DATA TO USE
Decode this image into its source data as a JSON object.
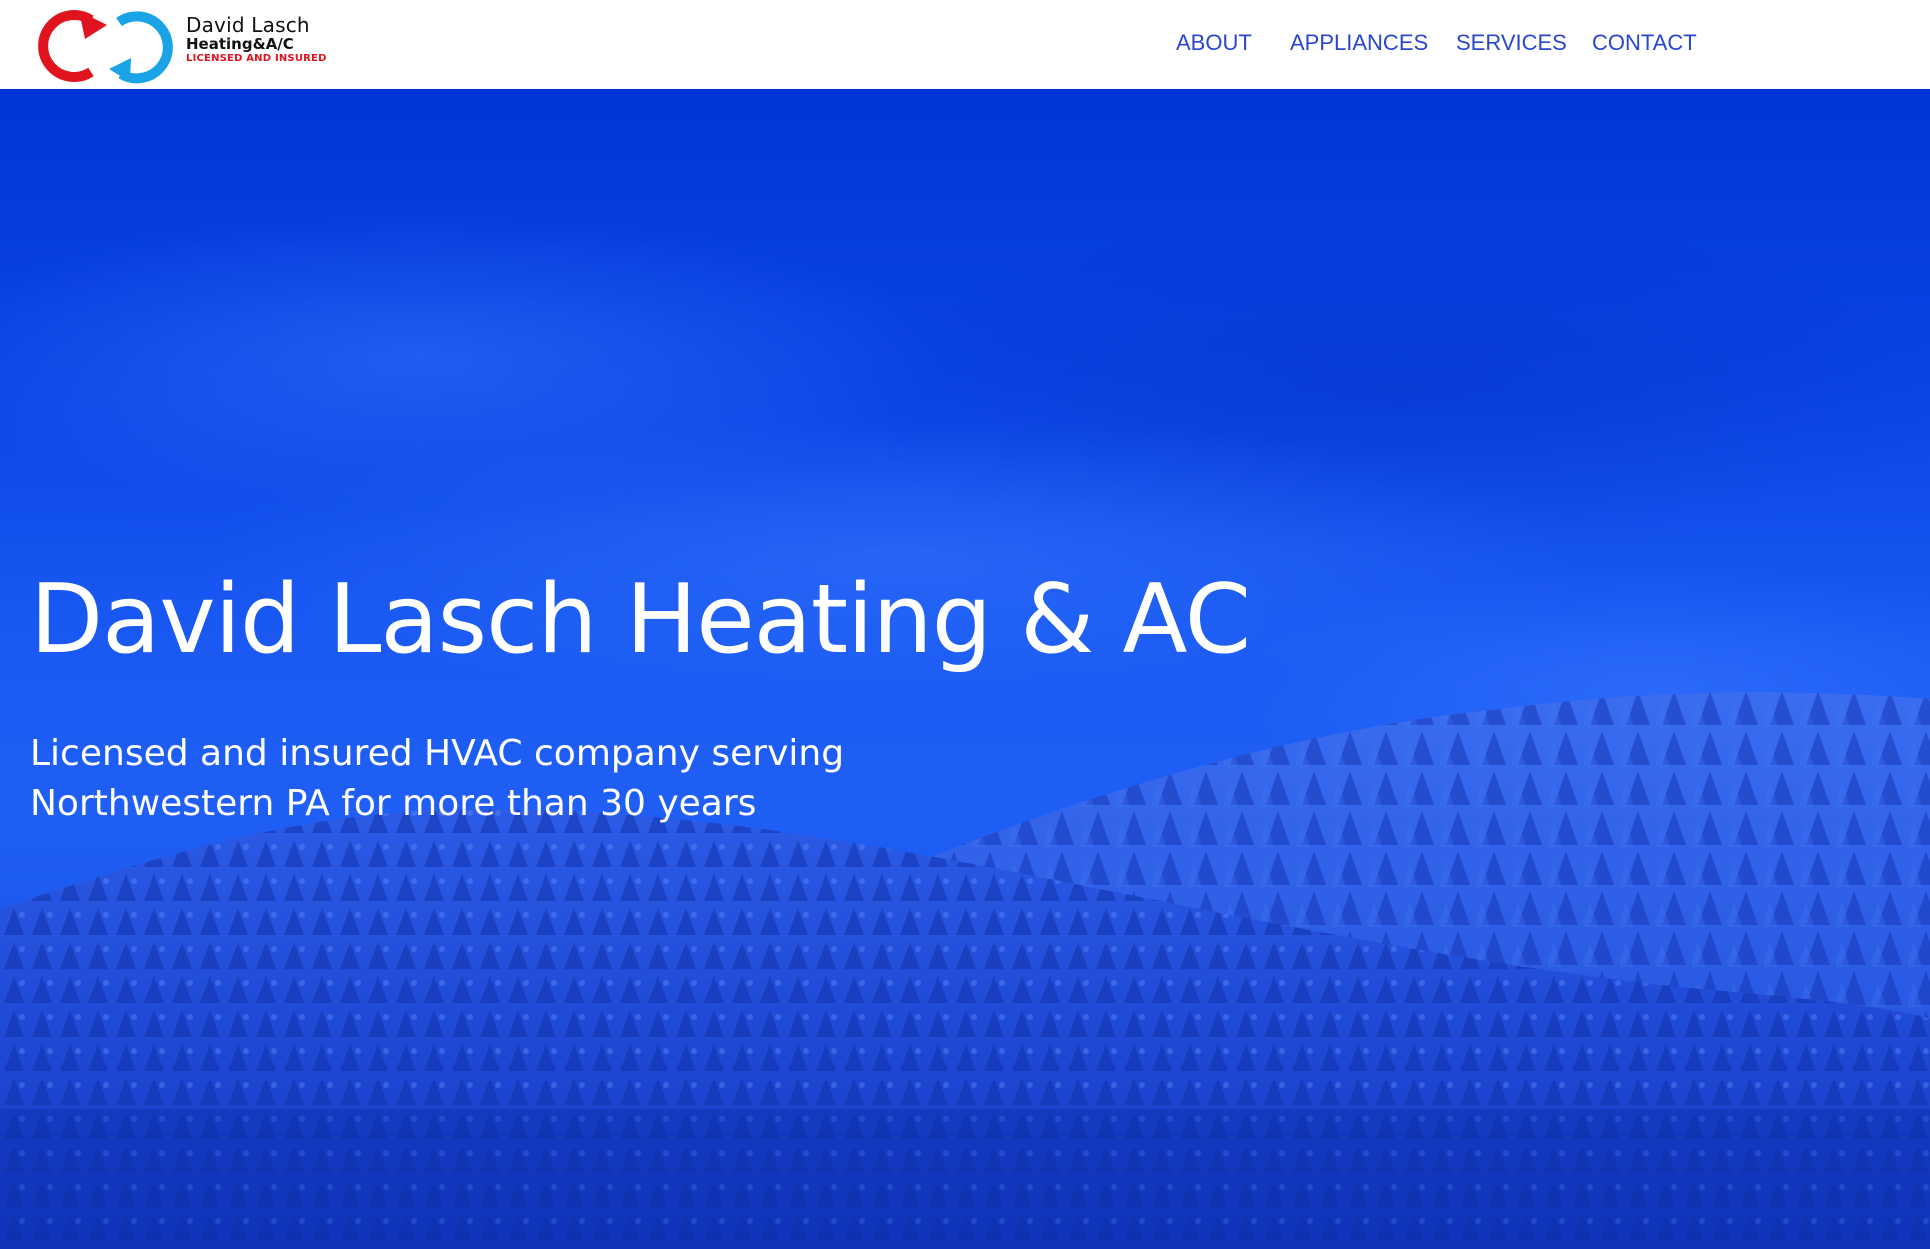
{
  "header": {
    "logo": {
      "name_line": "David Lasch",
      "trade_line": "Heating&A/C",
      "tagline": "LICENSED AND INSURED"
    },
    "nav": [
      {
        "label": "ABOUT"
      },
      {
        "label": "APPLIANCES"
      },
      {
        "label": "SERVICES"
      },
      {
        "label": "CONTACT"
      }
    ]
  },
  "hero": {
    "title": "David Lasch Heating & AC",
    "subtitle_lines": [
      "Licensed and insured HVAC company serving",
      "Northwestern PA for more than 30 years"
    ],
    "background": "snowy-forested-hills-photo"
  },
  "colors": {
    "nav_link": "#2947cc",
    "hero_blue": "#1f5ff5",
    "logo_red": "#e0141e",
    "logo_blue": "#1aa3e6"
  }
}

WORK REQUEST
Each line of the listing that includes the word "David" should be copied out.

SOLUTION
      "name_line": "David Lasch",
    "title": "David Lasch Heating & AC",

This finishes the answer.